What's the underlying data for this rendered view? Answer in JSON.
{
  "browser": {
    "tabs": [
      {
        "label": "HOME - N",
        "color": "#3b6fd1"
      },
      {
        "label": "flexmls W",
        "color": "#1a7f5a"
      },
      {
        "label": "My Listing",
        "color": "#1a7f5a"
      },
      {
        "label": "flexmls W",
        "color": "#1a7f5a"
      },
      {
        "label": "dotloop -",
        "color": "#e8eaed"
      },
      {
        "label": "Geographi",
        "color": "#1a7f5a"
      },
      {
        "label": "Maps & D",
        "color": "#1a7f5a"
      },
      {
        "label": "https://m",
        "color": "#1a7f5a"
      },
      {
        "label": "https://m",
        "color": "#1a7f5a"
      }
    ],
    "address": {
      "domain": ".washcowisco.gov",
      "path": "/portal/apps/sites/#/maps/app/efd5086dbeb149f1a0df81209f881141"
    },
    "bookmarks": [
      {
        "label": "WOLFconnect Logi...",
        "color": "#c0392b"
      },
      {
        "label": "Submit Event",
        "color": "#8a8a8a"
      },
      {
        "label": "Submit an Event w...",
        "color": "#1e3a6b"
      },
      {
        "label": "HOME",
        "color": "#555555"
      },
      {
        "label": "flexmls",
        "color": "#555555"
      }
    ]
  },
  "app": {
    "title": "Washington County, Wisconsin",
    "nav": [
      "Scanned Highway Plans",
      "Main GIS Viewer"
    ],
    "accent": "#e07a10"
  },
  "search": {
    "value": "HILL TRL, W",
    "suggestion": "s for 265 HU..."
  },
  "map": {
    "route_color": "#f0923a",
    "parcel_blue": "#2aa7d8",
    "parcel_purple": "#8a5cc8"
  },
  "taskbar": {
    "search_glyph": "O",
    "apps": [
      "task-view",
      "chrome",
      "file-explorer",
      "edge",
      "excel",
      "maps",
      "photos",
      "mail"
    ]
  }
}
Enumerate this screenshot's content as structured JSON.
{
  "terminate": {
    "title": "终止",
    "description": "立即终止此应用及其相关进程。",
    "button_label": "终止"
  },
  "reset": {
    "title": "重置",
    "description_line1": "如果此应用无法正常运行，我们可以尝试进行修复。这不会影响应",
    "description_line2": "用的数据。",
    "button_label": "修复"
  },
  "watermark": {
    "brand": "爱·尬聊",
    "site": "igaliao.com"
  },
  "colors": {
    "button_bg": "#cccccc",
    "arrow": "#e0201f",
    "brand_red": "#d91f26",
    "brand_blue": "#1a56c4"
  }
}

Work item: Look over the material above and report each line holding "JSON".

Written solution:
What's the underlying data for this rendered view? Answer in JSON.
Enumerate this screenshot's content as structured JSON.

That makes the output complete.